“I’m a purist, I love going back and looking at the old times, the old cars, the old drivers,” said Vettel in a calm manner, his tone laced with sadness, not anger. “It’s an honour when you have the chance to meet them and talk to them; they’re heroes in a way. So I really love that but I just wish I was maybe as good, doing what I do, but being in their time rather than today.
“I think it’s not just about that decision today, there’s other decisions. Just hear the wording when people come on the radio, that we have now. We have an official language, I think it’s all wrong. I think we should be able to say what we think but we’re not so in this regard I disagree with where the sport is now. You have all this wording ‘I gained an advantage, I didn’t gain an advantage, I avoided a collision’. I just think it’s wrong, you know, it’s not really what we’re doing in the car. It’s racing, it’s common sense.
“I think a lot of the people, the old Formula 1 drivers and people in the grandstands and so on, would agree that this is just part of racing but nowadays it’s just… I don’t like it, we all sound a bit like lawyers and using the official language. I think it just gives no edge to people and no edge to the sport. Ultimately it’s not the sport that I fell in love with when I was watching.”
Mercedes boss Toto Wolff described the decision as “60/40” and was understandably pragmatic in his views.

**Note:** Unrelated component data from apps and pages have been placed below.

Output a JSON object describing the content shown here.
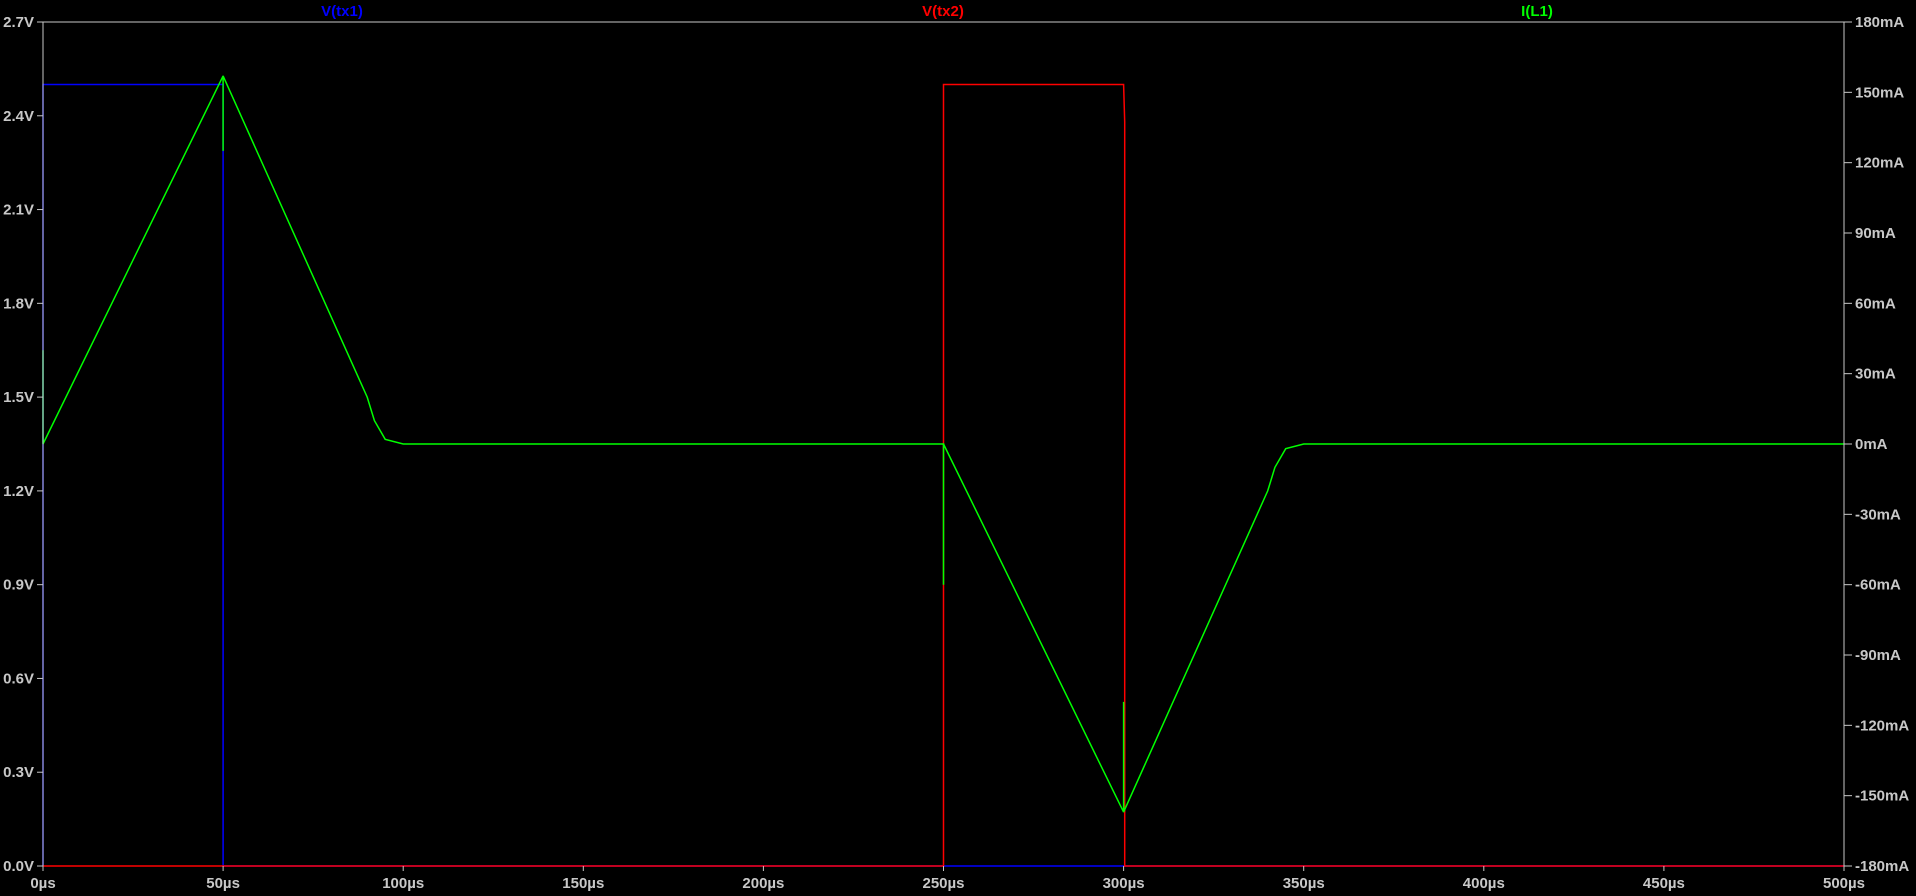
{
  "chart_data": {
    "type": "line",
    "title": "",
    "xlabel": "",
    "ylabel_left": "",
    "ylabel_right": "",
    "xlim": [
      0,
      500
    ],
    "ylim_left": [
      0,
      2.7
    ],
    "ylim_right": [
      -180,
      180
    ],
    "grid": false,
    "x_ticks": [
      "0µs",
      "50µs",
      "100µs",
      "150µs",
      "200µs",
      "250µs",
      "300µs",
      "350µs",
      "400µs",
      "450µs",
      "500µs"
    ],
    "x_tick_values": [
      0,
      50,
      100,
      150,
      200,
      250,
      300,
      350,
      400,
      450,
      500
    ],
    "left_ticks": [
      "0.0V",
      "0.3V",
      "0.6V",
      "0.9V",
      "1.2V",
      "1.5V",
      "1.8V",
      "2.1V",
      "2.4V",
      "2.7V"
    ],
    "left_tick_values": [
      0,
      0.3,
      0.6,
      0.9,
      1.2,
      1.5,
      1.8,
      2.1,
      2.4,
      2.7
    ],
    "right_ticks": [
      "-180mA",
      "-150mA",
      "-120mA",
      "-90mA",
      "-60mA",
      "-30mA",
      "0mA",
      "30mA",
      "60mA",
      "90mA",
      "120mA",
      "150mA",
      "180mA"
    ],
    "right_tick_values": [
      -180,
      -150,
      -120,
      -90,
      -60,
      -30,
      0,
      30,
      60,
      90,
      120,
      150,
      180
    ],
    "series": [
      {
        "name": "V(tx1)",
        "color": "#0000ff",
        "axis": "left",
        "x": [
          0,
          0,
          50,
          50,
          500
        ],
        "y": [
          0,
          2.5,
          2.5,
          0,
          0
        ]
      },
      {
        "name": "V(tx2)",
        "color": "#ff0000",
        "axis": "left",
        "x": [
          0,
          250,
          250,
          300,
          300.3,
          300.3,
          500
        ],
        "y": [
          0,
          0,
          2.5,
          2.5,
          2.38,
          0,
          0
        ]
      },
      {
        "name": "I(L1)",
        "color": "#00ff00",
        "axis": "right",
        "x": [
          0,
          0,
          0,
          50,
          50,
          50,
          90,
          92,
          95,
          100,
          250,
          250,
          250,
          300,
          300,
          300,
          340,
          342,
          345,
          350,
          500
        ],
        "y": [
          40,
          0,
          0,
          157,
          125,
          157,
          20,
          10,
          2,
          0,
          0,
          -60,
          0,
          -157,
          -110,
          -157,
          -20,
          -10,
          -2,
          0,
          0
        ]
      }
    ]
  }
}
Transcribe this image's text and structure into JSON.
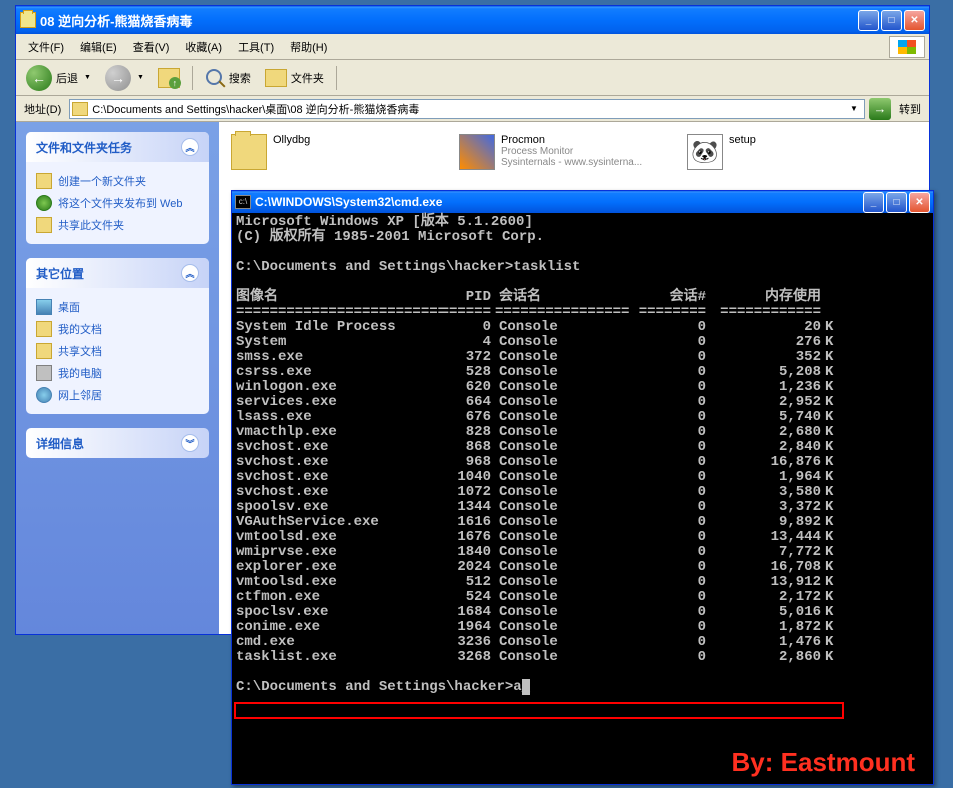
{
  "explorer": {
    "title": "08 逆向分析-熊猫烧香病毒",
    "menu": [
      "文件(F)",
      "编辑(E)",
      "查看(V)",
      "收藏(A)",
      "工具(T)",
      "帮助(H)"
    ],
    "toolbar": {
      "back": "后退",
      "search": "搜索",
      "folders": "文件夹"
    },
    "address_label": "地址(D)",
    "address_path": "C:\\Documents and Settings\\hacker\\桌面\\08 逆向分析-熊猫烧香病毒",
    "go_label": "转到",
    "sidebar": {
      "panel1_title": "文件和文件夹任务",
      "panel1_items": [
        "创建一个新文件夹",
        "将这个文件夹发布到 Web",
        "共享此文件夹"
      ],
      "panel2_title": "其它位置",
      "panel2_items": [
        "桌面",
        "我的文档",
        "共享文档",
        "我的电脑",
        "网上邻居"
      ],
      "panel3_title": "详细信息"
    },
    "files": [
      {
        "name": "Ollydbg",
        "sub1": "",
        "sub2": ""
      },
      {
        "name": "Procmon",
        "sub1": "Process Monitor",
        "sub2": "Sysinternals - www.sysinterna..."
      },
      {
        "name": "setup",
        "sub1": "",
        "sub2": ""
      }
    ]
  },
  "cmd": {
    "title": "C:\\WINDOWS\\System32\\cmd.exe",
    "header1": "Microsoft Windows XP [版本 5.1.2600]",
    "header2": "(C) 版权所有 1985-2001 Microsoft Corp.",
    "prompt1": "C:\\Documents and Settings\\hacker>tasklist",
    "col_headers": {
      "name": "图像名",
      "pid": "PID",
      "sess": "会话名",
      "sid": "会话#",
      "mem": "内存使用"
    },
    "sep": {
      "name": "=========================",
      "pid": "======",
      "sess": "================",
      "sid": "========",
      "mem": "============"
    },
    "rows": [
      {
        "name": "System Idle Process",
        "pid": "0",
        "sess": "Console",
        "sid": "0",
        "mem": "20"
      },
      {
        "name": "System",
        "pid": "4",
        "sess": "Console",
        "sid": "0",
        "mem": "276"
      },
      {
        "name": "smss.exe",
        "pid": "372",
        "sess": "Console",
        "sid": "0",
        "mem": "352"
      },
      {
        "name": "csrss.exe",
        "pid": "528",
        "sess": "Console",
        "sid": "0",
        "mem": "5,208"
      },
      {
        "name": "winlogon.exe",
        "pid": "620",
        "sess": "Console",
        "sid": "0",
        "mem": "1,236"
      },
      {
        "name": "services.exe",
        "pid": "664",
        "sess": "Console",
        "sid": "0",
        "mem": "2,952"
      },
      {
        "name": "lsass.exe",
        "pid": "676",
        "sess": "Console",
        "sid": "0",
        "mem": "5,740"
      },
      {
        "name": "vmacthlp.exe",
        "pid": "828",
        "sess": "Console",
        "sid": "0",
        "mem": "2,680"
      },
      {
        "name": "svchost.exe",
        "pid": "868",
        "sess": "Console",
        "sid": "0",
        "mem": "2,840"
      },
      {
        "name": "svchost.exe",
        "pid": "968",
        "sess": "Console",
        "sid": "0",
        "mem": "16,876"
      },
      {
        "name": "svchost.exe",
        "pid": "1040",
        "sess": "Console",
        "sid": "0",
        "mem": "1,964"
      },
      {
        "name": "svchost.exe",
        "pid": "1072",
        "sess": "Console",
        "sid": "0",
        "mem": "3,580"
      },
      {
        "name": "spoolsv.exe",
        "pid": "1344",
        "sess": "Console",
        "sid": "0",
        "mem": "3,372"
      },
      {
        "name": "VGAuthService.exe",
        "pid": "1616",
        "sess": "Console",
        "sid": "0",
        "mem": "9,892"
      },
      {
        "name": "vmtoolsd.exe",
        "pid": "1676",
        "sess": "Console",
        "sid": "0",
        "mem": "13,444"
      },
      {
        "name": "wmiprvse.exe",
        "pid": "1840",
        "sess": "Console",
        "sid": "0",
        "mem": "7,772"
      },
      {
        "name": "explorer.exe",
        "pid": "2024",
        "sess": "Console",
        "sid": "0",
        "mem": "16,708"
      },
      {
        "name": "vmtoolsd.exe",
        "pid": "512",
        "sess": "Console",
        "sid": "0",
        "mem": "13,912"
      },
      {
        "name": "ctfmon.exe",
        "pid": "524",
        "sess": "Console",
        "sid": "0",
        "mem": "2,172"
      },
      {
        "name": "spoclsv.exe",
        "pid": "1684",
        "sess": "Console",
        "sid": "0",
        "mem": "5,016"
      },
      {
        "name": "conime.exe",
        "pid": "1964",
        "sess": "Console",
        "sid": "0",
        "mem": "1,872"
      },
      {
        "name": "cmd.exe",
        "pid": "3236",
        "sess": "Console",
        "sid": "0",
        "mem": "1,476"
      },
      {
        "name": "tasklist.exe",
        "pid": "3268",
        "sess": "Console",
        "sid": "0",
        "mem": "2,860"
      }
    ],
    "prompt2": "C:\\Documents and Settings\\hacker>a",
    "watermark": "By: Eastmount"
  }
}
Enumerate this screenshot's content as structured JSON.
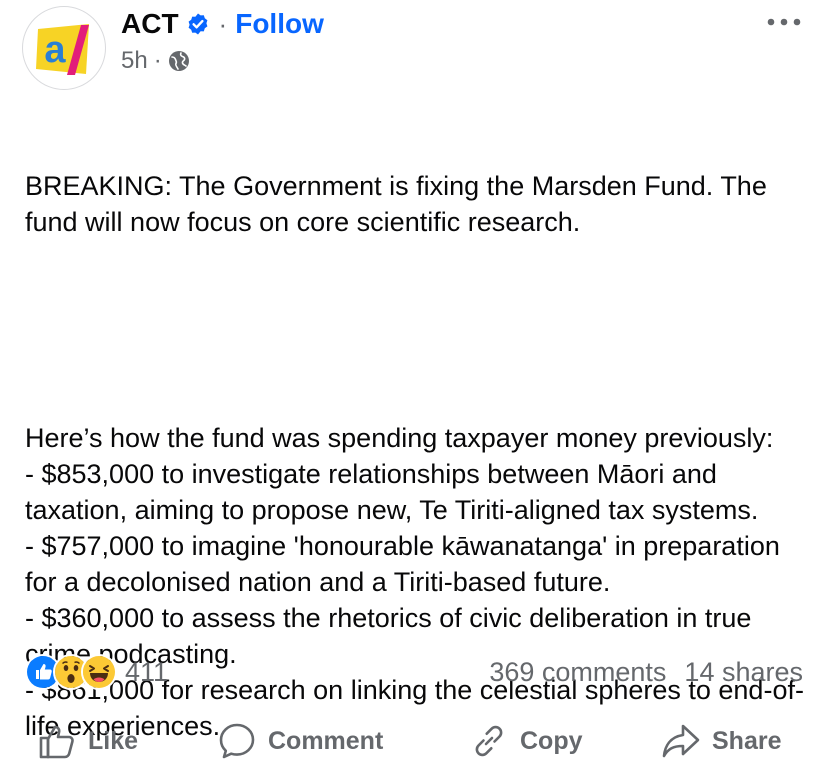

“I think the penalty was what the rule says,” he commented. “It was according to the rules and the stewards are thinking according to the rules. If we’re not happy with the rules, because we like harder racing, count me in. Then the stewards will take another decision because the rule will be a different one. So let’s look at the rules and see how we can get it right so we encourage hard racing and then the verdict will be a different one.”
Ferrari is in the process of determining whether it can muster enough evidence to launch an official appeal against the offence committed by Vettel, which would then take the matter to the FIA’s International Court of Appeal. It is perhaps a little bit of a wry joke that even the rules regarding appeals are tricky to understand and open to interpretation. The verdict – the time penalty – cannot be appealed, under Article 38.3, and yet Ferrari is still able to lodge an intention to appeal (as is their right according to the Stewards’ report) under the FIA’s International Court of Appeal and judiciary service. Still with us? Good.
“He had no intention to what he did, he was still ahead and tried to keep his position on track,” said Ferrari boss Mattia Binotto. “It is as simple as that. We disagree with the decision, no doubt, but all of us have our own opinion. The crowd had a clear opinion, not only the crowd but whoever you may ask. We are really disappointed with what happened and I think there has been really similar situations in the past which have not been judged as today. Overall I don’t think it has been the right decision.”
Ultimately this was a dramatic headline-producing race for Formula 1 but the negatives overshadowed the positives. The catalyst for the sequence of events was down to another mistake from Vettel. He screwed up at a crucial moment. But what followed suggests that Formula 1, along with the FIA, needs to think of a bigger picture or risk fans drifting away from their TV sets.